    Can be considered beasts/humanoids in most regards


    are fun. I like to have one lesser demon for every 3 mundane party members, horned demons normally do not need assistence to kill those. For any char that sacred or magical damage I have one lesser demon of a third of a horned one.

    Well... size, HP and PRO as well as the number of actions are your indicators for their difficulty. Note that any additional action a creature migth have can only be used to attack. If they are already published in English, use the rules for swarms if you want to have tiny beasts.

    Some examples from encounters I had:

    • one bear can take out a party of 5 heroes if they do not wear a lot of armor
    • a pack of 6 wolves will be a good encounter for 4 heroes of which one wears mail armor
    • 40 rats in swarms of 8 were quite easy for five chars

    Of course, all these numbers are rather crude approximations as there is nothing like the DnD CR. They are only based on my experience, not on any calculations. And of course TDE offers a ton of other abilities which can be used to manipulate any encounter (combat or not) in creative ways which might end a fight before it even started.



    Ich schreibe aus der Warte eines mit DSA5 eingestiegenen Aventurologen.
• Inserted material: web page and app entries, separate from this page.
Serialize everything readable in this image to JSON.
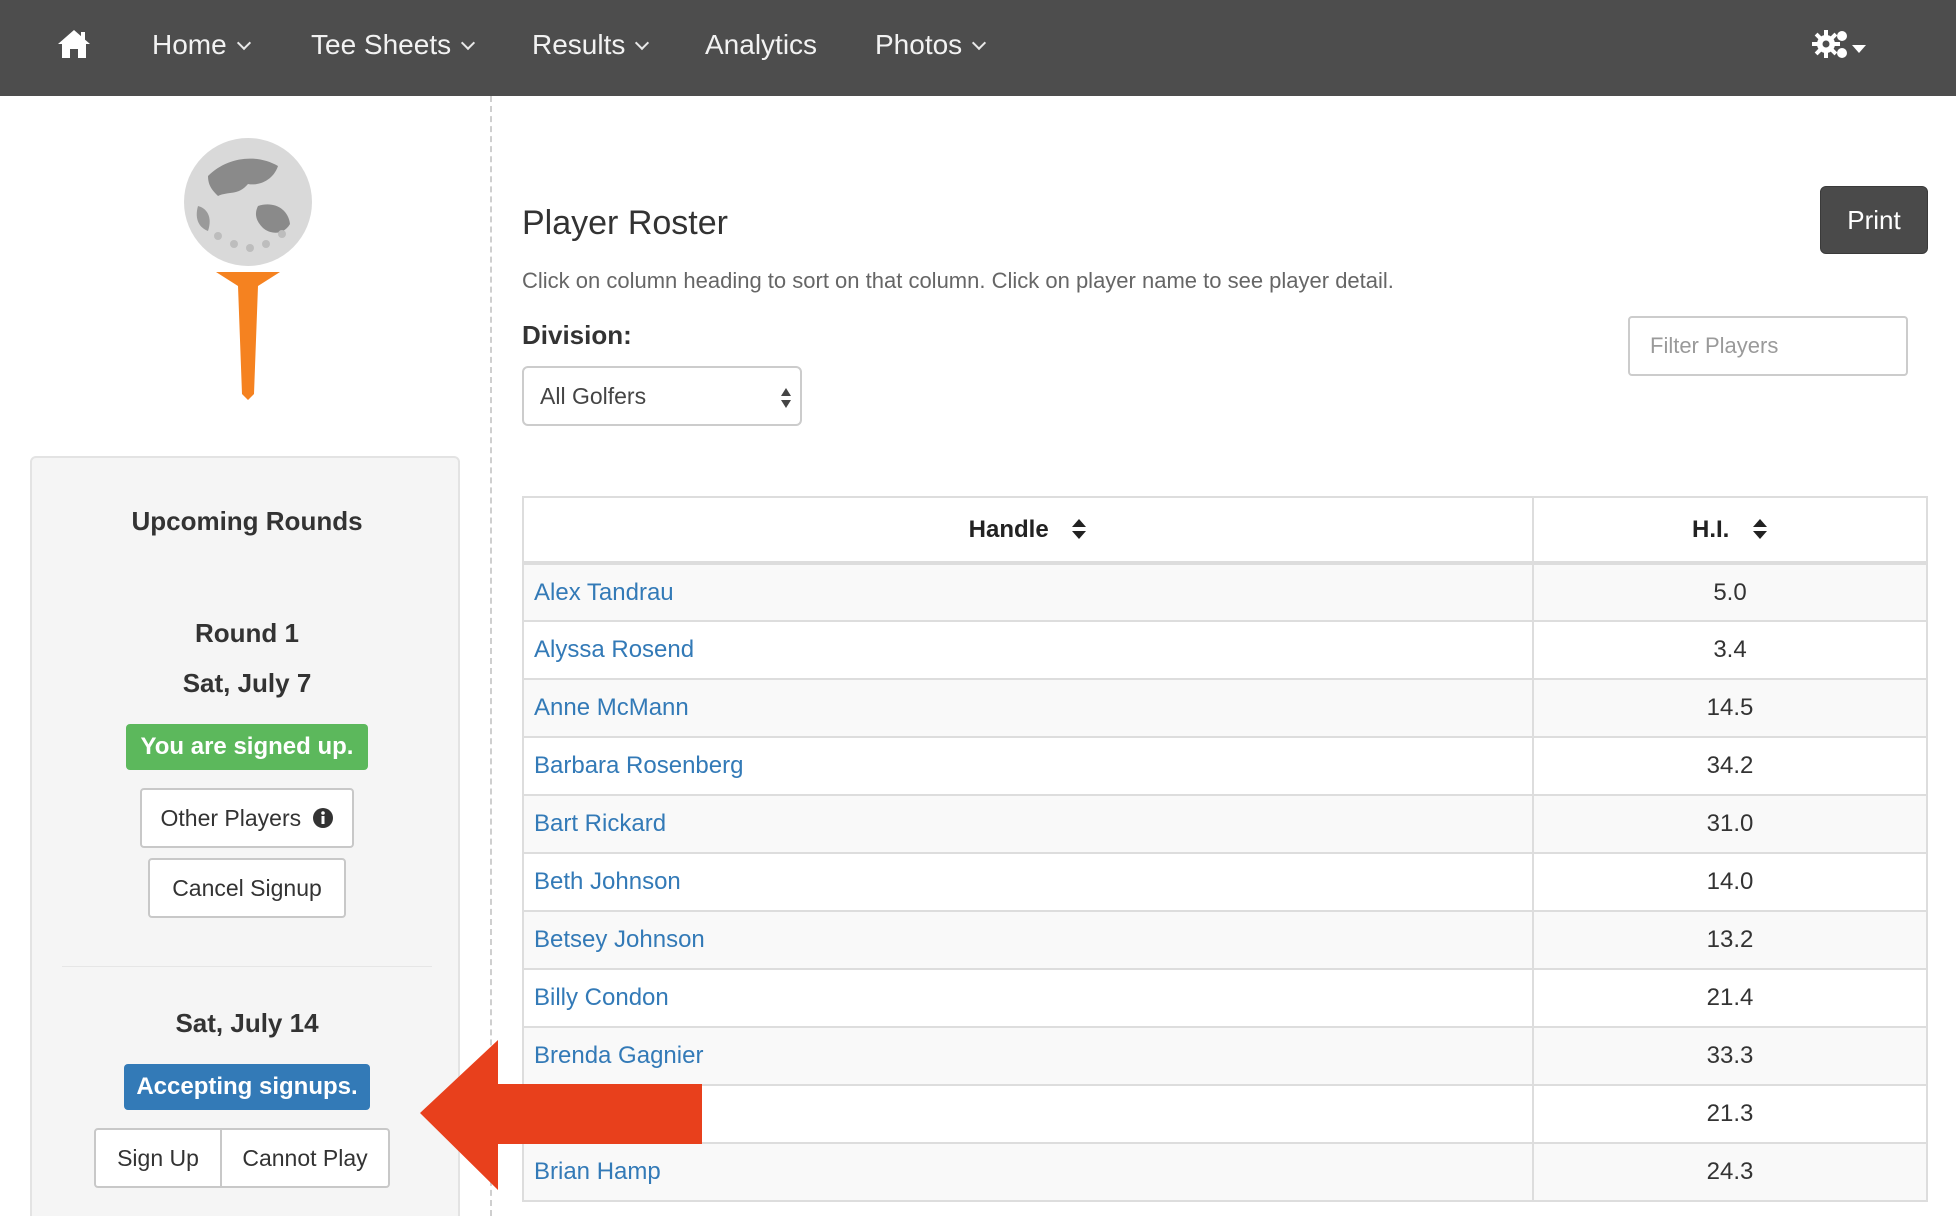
{
  "nav": {
    "items": [
      {
        "label": "Home",
        "has_dropdown": true
      },
      {
        "label": "Tee Sheets",
        "has_dropdown": true
      },
      {
        "label": "Results",
        "has_dropdown": true
      },
      {
        "label": "Analytics",
        "has_dropdown": false
      },
      {
        "label": "Photos",
        "has_dropdown": true
      }
    ],
    "background": "#4d4d4d"
  },
  "sidebar": {
    "title": "Upcoming Rounds",
    "rounds": [
      {
        "name": "Round 1",
        "date": "Sat, July 7",
        "status": "You are signed up.",
        "status_color": "#5cb85c",
        "buttons": [
          "Other Players",
          "Cancel Signup"
        ]
      },
      {
        "name": "",
        "date": "Sat, July 14",
        "status": "Accepting signups.",
        "status_color": "#337ab7",
        "buttons": [
          "Sign Up",
          "Cannot Play"
        ]
      }
    ]
  },
  "main": {
    "title": "Player Roster",
    "instructions": "Click on column heading to sort on that column. Click on player name to see player detail.",
    "division_label": "Division:",
    "division_selected": "All Golfers",
    "print_label": "Print",
    "filter_placeholder": "Filter Players"
  },
  "table": {
    "columns": [
      "Handle",
      "H.I."
    ],
    "rows": [
      {
        "handle": "Alex Tandrau",
        "hi": "5.0"
      },
      {
        "handle": "Alyssa Rosend",
        "hi": "3.4"
      },
      {
        "handle": "Anne McMann",
        "hi": "14.5"
      },
      {
        "handle": "Barbara Rosenberg",
        "hi": "34.2"
      },
      {
        "handle": "Bart Rickard",
        "hi": "31.0"
      },
      {
        "handle": "Beth Johnson",
        "hi": "14.0"
      },
      {
        "handle": "Betsey Johnson",
        "hi": "13.2"
      },
      {
        "handle": "Billy Condon",
        "hi": "21.4"
      },
      {
        "handle": "Brenda Gagnier",
        "hi": "33.3"
      },
      {
        "handle": "",
        "hi": "21.3"
      },
      {
        "handle": "Brian Hamp",
        "hi": "24.3"
      }
    ]
  },
  "colors": {
    "link": "#337ab7",
    "arrow": "#e8401c",
    "logo_tee": "#f58220"
  },
  "icons": [
    "home-icon",
    "chevron-down-icon",
    "gears-icon",
    "caret-down-icon",
    "info-circle-icon",
    "sort-icon",
    "select-arrows-icon",
    "red-arrow-annotation"
  ]
}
Mein Wissensstand basiert auf 5 allein.

    „Knie nieder! - Sei ohne Furcht im Angesicht deiner Feinde, sei tapfer und aufrecht, auf das Gott dich lieben möge, sprich stets die Wahrheit, auch wenn dies den eigenen Tod bedeutet, beschütze die Wehrlosen, tue kein Unrecht, dies sei dein Eid (ohrfeigt Balian) Und das ist dafür, dass du ihn nicht vergisst.“ - Königreich der Himmel